- Layman, Craig A., Winemiller, Kirk O.
- Ecology 2004 v.85 no.5 pp. 1311-1320
- Neotropics, aquatic food webs, cages, forage fish, habitats, models, piscivores, predator avoidance, rivers, stomach

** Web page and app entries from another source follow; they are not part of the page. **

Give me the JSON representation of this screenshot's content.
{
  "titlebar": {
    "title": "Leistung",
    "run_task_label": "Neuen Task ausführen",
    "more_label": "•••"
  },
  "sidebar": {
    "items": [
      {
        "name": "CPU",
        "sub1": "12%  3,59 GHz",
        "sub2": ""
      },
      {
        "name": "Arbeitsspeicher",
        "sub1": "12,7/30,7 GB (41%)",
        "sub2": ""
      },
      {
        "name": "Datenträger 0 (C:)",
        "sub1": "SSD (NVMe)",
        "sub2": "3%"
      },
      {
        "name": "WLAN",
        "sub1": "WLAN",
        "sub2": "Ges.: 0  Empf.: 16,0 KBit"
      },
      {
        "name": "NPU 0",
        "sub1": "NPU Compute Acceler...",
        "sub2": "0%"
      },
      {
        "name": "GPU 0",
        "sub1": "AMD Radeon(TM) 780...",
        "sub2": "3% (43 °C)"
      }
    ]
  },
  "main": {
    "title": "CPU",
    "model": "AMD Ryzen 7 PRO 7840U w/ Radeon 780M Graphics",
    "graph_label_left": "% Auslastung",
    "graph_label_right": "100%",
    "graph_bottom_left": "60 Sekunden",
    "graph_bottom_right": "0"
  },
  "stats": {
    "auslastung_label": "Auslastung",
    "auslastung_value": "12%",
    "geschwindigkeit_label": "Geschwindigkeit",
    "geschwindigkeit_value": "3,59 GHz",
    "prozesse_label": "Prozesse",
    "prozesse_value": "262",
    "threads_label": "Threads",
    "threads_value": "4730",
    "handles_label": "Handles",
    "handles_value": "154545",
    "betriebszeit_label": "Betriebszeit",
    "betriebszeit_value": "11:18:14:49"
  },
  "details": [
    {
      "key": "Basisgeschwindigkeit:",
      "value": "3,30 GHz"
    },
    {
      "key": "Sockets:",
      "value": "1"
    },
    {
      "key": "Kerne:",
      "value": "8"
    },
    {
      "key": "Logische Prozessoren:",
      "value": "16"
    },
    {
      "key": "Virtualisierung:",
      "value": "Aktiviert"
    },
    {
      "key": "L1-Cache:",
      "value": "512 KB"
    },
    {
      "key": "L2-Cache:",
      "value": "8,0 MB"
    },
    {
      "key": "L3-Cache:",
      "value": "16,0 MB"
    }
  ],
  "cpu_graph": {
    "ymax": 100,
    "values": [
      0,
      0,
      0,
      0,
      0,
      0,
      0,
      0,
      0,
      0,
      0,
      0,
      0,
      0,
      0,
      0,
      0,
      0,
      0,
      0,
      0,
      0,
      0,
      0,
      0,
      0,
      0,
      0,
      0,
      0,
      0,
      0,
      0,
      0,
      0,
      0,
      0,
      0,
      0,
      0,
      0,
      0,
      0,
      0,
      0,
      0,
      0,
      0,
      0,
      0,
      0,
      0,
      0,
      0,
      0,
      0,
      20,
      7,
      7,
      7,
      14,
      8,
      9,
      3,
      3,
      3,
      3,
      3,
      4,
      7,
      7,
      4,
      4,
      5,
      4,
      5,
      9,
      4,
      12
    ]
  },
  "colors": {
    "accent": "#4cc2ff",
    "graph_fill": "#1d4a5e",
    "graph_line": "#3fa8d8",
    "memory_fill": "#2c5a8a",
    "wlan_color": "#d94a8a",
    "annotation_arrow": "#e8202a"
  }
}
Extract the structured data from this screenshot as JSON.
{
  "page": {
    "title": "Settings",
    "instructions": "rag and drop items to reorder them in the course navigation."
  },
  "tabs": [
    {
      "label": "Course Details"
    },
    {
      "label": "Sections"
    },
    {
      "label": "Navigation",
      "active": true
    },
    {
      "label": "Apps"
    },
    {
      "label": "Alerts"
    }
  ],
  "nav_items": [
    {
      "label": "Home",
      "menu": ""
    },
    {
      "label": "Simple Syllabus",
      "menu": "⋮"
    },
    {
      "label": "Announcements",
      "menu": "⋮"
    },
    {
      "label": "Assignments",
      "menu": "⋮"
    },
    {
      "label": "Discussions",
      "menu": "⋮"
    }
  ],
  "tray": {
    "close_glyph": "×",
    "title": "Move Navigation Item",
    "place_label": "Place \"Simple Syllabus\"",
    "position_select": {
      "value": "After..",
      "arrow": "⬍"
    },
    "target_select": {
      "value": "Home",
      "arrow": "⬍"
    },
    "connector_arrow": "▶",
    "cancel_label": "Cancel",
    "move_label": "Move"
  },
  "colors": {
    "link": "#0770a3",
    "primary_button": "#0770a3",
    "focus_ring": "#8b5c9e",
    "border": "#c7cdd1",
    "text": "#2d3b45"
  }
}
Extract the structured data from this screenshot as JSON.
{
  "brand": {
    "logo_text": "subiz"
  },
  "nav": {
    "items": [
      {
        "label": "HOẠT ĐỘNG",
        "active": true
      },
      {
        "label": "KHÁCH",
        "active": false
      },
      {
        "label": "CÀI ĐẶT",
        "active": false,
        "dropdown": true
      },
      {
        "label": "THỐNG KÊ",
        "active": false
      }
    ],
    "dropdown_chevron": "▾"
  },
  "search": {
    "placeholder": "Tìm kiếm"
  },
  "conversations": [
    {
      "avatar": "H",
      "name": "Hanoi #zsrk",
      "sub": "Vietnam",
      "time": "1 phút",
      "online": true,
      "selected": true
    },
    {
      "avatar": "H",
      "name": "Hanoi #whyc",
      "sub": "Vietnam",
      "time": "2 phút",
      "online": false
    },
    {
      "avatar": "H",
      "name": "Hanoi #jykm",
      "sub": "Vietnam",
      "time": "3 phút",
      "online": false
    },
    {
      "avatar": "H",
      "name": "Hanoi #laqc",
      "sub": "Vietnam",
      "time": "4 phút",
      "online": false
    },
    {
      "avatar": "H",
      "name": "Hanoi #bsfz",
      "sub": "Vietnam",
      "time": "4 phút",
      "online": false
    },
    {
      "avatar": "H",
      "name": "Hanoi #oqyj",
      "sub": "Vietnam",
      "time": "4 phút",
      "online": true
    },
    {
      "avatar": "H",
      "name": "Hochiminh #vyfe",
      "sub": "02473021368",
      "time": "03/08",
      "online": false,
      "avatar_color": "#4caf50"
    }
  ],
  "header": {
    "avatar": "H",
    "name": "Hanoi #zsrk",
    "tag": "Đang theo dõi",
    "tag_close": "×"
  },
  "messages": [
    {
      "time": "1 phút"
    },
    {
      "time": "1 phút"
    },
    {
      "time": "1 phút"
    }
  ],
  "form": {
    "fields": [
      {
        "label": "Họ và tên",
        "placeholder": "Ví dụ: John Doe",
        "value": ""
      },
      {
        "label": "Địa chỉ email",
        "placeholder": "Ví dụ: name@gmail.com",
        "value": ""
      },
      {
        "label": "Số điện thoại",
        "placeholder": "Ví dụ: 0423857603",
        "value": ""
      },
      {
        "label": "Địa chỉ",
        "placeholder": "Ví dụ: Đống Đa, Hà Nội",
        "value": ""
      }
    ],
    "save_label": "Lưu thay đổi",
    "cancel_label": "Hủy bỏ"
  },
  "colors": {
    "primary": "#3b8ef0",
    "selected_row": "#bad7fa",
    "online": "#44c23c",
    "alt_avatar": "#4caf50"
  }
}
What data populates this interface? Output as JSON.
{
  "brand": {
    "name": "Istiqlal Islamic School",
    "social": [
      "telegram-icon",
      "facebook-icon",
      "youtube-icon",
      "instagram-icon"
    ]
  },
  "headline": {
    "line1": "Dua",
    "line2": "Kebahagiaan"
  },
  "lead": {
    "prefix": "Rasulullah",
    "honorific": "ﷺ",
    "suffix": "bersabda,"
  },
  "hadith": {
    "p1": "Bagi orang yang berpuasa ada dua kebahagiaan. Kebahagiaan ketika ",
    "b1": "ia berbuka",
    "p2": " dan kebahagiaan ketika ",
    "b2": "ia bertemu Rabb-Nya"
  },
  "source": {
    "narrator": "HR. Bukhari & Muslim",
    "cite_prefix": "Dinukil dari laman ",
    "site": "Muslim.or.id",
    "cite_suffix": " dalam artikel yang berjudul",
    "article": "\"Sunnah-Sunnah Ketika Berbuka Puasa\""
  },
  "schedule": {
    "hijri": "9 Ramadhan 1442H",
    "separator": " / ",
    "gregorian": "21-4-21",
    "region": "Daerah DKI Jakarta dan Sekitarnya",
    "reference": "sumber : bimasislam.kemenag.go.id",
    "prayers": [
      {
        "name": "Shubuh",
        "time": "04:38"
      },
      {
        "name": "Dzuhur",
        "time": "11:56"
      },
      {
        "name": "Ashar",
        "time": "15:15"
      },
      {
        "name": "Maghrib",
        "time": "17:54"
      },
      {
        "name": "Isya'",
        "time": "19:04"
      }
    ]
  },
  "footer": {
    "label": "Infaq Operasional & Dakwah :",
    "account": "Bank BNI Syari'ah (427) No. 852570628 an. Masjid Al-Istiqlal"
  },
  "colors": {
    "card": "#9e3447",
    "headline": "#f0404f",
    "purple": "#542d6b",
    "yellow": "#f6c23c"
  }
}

- Characteristics used to group species, and thus generalize ecological interactions, can aid in constructing predictive models in species‐rich food webs. We tested whether size could be used to predict a behavioral response of multiple prey species (n > 50) to exclusion of large‐bodied fishes, including seven abundant piscivore species, in a lowland Neotropical river. A randomized block design (n = 6) included three experimental treatments constructed on sandbank habitats: large fish exclusion, cage control (barrier with gaps), and natural reference plot (no barrier). Exclosures prevented passage of all large‐ bodied fishes, but the mesh size allowed passage of prey fishes. After two weeks, experimental areas were sampled once during the day and once at night. Total abundance of prey fishes was not significantly different among treatments, and effects on species density were variable. Analyses based on fish size class, however, demonstrated significant size‐ based effects of large‐fish exclusion. Abundance of medium fishes (40–110 mm) in exclusion treatments increased significantly relative to controls in day (248%) and night (91%) samples, and this trend was apparent for many species (n > 13). Species density of medium fishes increased significantly in exclusion treatments. There was evidence of an intraspecific, size‐dependent response for the three most common species. Ninety percent of prey in stomach contents of seven common large‐bodied piscivores (collected from river sandbanks) were 40–110 mm, corresponding to size of fishes that responded to large‐fish exclusion. Behavioral responses of medium prey likely resulted from exclusion of these large‐bodied piscivores. These results extend size‐based predator avoidance behavior demonstrated in temperate systems to a highly connected tropical river food web. In this species‐rich web, size is a strong predictor of behavioral responses of multiple prey species to large piscivores, and it can be used to generalize outcomes of multiple species interacting simultaneously.